When it comes to approaches to mobility, the enterprise has a number of options available. However, life sciences firms find themselves with limited choices – regulatory and security issues affect how they deal with mobile devices inside and outside of the workplace.
This blog post explores a mobility policy known as CLEO (corporate liable, employee owned), and how its benefits, risks and challenges, and best practices would fit in with the life sciences industry.
In today’s competitive environment, companies that are looking to implement new ERP systems must carefully navigate the crowded highway of vendor solutions that are available. Once implemented, the right ERP systems can enhance productivity, encourage growth and increase ROI. First, though, companies have to embark on the journey toward choosing the best ERP system for their businesses.
When mobile devices first began to make their way into the enterprise, they represented uncharted territory for businesses. Many firms still grapple with how to manage, support, and secure these devices. Life sciences companies are no exception.
The enterprise has developed a few approaches to dealing with mobile technologies. One of them is corporate owned, personally enabled (COPE) devices. Read on to learn the benefits, risks and challenges, and best practices for the life sciences industry.
With the rise of mobile devices in the workplace, the use of mobile ERP solutions has risen proportionately. After all, having access to your ERP solution at your fingertips gives you a number of benefits:
But as with all technologies, there are some security risks that you need to be aware of should you decide to implement mobile ERP into your business.
The life sciences industry constantly produces cutting-edge, innovative solutions to help patients live longer, healthier lives. But when it comes to mobile technologies (a cutting-edge field in and of itself), life sciences firms still struggle with the same issues as other companies that aren’t as innovative. Mobile devices present opportunities as well as challenges. Certain mobile technology policies will work better than others. This post discusses the benefits, risks and challenges, and best practices of choose-your-own device (CYOD).

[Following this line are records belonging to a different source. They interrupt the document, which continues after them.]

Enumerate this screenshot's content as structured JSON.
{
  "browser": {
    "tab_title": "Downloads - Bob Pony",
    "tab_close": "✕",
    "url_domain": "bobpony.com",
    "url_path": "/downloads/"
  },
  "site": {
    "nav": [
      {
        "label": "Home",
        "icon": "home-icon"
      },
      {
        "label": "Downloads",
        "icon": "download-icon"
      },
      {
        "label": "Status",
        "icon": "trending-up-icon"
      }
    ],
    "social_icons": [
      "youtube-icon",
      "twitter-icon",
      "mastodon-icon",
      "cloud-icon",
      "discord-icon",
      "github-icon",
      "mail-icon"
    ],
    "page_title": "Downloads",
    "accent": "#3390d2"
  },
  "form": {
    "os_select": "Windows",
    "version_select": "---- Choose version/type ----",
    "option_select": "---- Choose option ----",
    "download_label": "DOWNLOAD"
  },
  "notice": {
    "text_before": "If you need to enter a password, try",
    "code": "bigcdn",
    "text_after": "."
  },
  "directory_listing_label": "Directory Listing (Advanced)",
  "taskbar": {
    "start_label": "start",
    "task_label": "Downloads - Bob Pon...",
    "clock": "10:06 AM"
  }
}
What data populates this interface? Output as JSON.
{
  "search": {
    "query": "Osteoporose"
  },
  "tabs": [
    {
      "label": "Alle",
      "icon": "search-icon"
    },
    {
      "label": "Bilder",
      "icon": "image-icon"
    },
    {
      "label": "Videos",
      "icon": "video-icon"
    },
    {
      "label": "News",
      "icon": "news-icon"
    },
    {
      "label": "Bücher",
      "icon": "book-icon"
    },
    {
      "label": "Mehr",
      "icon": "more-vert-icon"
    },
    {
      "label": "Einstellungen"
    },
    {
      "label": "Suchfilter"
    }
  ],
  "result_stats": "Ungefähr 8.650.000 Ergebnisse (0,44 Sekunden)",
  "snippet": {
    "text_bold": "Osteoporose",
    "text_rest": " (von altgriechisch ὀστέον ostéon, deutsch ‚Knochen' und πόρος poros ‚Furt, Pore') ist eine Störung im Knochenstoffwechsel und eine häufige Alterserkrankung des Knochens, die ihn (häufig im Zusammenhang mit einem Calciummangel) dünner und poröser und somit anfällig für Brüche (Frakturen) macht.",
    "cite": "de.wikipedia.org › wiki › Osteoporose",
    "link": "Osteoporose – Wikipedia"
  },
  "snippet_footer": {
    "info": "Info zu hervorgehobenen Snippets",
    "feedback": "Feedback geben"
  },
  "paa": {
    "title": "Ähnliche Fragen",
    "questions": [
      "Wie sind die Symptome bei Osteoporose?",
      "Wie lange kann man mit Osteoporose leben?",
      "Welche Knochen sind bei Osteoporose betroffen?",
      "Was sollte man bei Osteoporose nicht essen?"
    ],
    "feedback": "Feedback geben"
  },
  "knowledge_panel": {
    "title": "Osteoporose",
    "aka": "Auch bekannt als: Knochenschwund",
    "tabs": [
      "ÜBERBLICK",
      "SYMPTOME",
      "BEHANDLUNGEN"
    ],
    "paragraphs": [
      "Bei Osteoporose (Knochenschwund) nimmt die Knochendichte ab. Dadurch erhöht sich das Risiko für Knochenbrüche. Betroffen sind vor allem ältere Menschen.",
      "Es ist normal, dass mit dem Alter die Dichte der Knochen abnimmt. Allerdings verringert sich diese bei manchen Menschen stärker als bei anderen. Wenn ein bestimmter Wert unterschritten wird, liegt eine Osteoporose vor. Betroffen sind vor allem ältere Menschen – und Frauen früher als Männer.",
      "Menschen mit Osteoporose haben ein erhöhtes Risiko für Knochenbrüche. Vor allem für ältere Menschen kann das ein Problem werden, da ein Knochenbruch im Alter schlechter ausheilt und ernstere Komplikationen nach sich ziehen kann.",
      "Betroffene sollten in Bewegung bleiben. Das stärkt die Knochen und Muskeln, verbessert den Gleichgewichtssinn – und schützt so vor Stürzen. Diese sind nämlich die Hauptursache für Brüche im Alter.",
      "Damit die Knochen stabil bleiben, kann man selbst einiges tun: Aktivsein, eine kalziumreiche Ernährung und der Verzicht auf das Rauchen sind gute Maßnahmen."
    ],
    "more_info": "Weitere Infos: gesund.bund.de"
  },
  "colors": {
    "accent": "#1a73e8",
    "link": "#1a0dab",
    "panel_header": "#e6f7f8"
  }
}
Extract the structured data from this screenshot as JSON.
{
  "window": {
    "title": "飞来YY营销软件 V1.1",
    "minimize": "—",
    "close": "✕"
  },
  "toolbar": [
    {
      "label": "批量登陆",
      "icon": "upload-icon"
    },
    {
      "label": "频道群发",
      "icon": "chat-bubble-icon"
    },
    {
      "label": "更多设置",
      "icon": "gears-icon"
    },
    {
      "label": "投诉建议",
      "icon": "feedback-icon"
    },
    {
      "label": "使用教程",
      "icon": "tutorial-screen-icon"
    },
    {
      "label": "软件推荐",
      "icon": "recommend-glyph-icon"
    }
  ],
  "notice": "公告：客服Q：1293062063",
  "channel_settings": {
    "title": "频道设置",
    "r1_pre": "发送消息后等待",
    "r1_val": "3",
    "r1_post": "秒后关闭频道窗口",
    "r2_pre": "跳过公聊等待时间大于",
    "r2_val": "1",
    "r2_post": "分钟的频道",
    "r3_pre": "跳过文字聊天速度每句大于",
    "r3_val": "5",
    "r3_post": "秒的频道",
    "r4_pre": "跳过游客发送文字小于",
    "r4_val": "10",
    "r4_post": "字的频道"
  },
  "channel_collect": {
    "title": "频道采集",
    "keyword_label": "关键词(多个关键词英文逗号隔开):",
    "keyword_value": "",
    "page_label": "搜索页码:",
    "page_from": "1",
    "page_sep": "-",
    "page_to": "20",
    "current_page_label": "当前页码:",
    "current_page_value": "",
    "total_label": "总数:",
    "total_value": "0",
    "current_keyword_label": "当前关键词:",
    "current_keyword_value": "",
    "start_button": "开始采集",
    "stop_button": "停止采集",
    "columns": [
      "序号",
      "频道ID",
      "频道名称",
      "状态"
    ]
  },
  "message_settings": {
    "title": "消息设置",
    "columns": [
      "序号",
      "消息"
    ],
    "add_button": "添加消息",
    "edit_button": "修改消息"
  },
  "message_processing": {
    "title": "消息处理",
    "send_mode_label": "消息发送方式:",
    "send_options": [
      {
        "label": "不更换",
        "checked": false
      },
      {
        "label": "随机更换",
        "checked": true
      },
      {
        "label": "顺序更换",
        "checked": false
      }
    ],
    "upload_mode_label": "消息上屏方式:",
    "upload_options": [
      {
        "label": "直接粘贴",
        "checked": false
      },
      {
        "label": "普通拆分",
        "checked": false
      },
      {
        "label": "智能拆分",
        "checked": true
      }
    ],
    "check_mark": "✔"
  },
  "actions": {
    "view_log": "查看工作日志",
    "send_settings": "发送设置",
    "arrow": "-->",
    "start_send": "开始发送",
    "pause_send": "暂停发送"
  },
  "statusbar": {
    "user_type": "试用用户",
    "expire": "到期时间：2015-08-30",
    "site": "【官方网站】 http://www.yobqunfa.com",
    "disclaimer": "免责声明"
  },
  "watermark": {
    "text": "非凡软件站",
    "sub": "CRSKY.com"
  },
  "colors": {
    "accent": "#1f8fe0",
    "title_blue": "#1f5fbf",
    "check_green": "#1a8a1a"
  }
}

Bringing your own device (BYOD) to work has become commonplace in virtually every field and industry, and life sciences is no exception. For employees, BYOD is enormously freeing – they can use the devices they want when they want them. For IT departments and companies, BYOD can be a nightmare. There are significant security concerns and compliance issues to navigate regarding mobility. Read on to learn how life science firms can balance the benefits of BYOD with the risks and challenges through best practices.
Every developed country has a set of regulations governing Life Science companies that operate or market within its borders. The regulations mainly center on testing, certifications and approvals for products, but the sections most affected by ERP relate to electronic systems and signatures. Most country regulations are very similar to the U.S. Federal Register’s 21 CFR Part 11, although each country has slight variations in requirements or procedures. For example, APEC (Asia Pacific Economic Cooperation) has its LSIF (Life Science Innovation Forum) to help ensure supply chain integrity for health care products and medical devices. Health Canada (HC) regulates medical devices and health care products moving into or out of Canada, and Japan’s Ministry of Health, Labour and Welfare (MHLW) has JPAL for the same purpose.
When it comes to mobile technologies in the workplace, organizations have a few options to manage and secure them. It can be difficult to figure out which approach is right for your company, though. Each offers its own benefits and drawbacks.
One approach is CLEO (corporate liable, employee owned). Read on to learn whether it’s the right option for your firm.
In addition to unique industry requirements related to compliance, Life Sciences companies need ERP systems that are at least as functional and performant as companies in other industries do. Life Sciences companies should ensure that any ERP system they consider has the following characteristics – in addition to the industry specific needs they have in order to operate in a heavily regulated industry.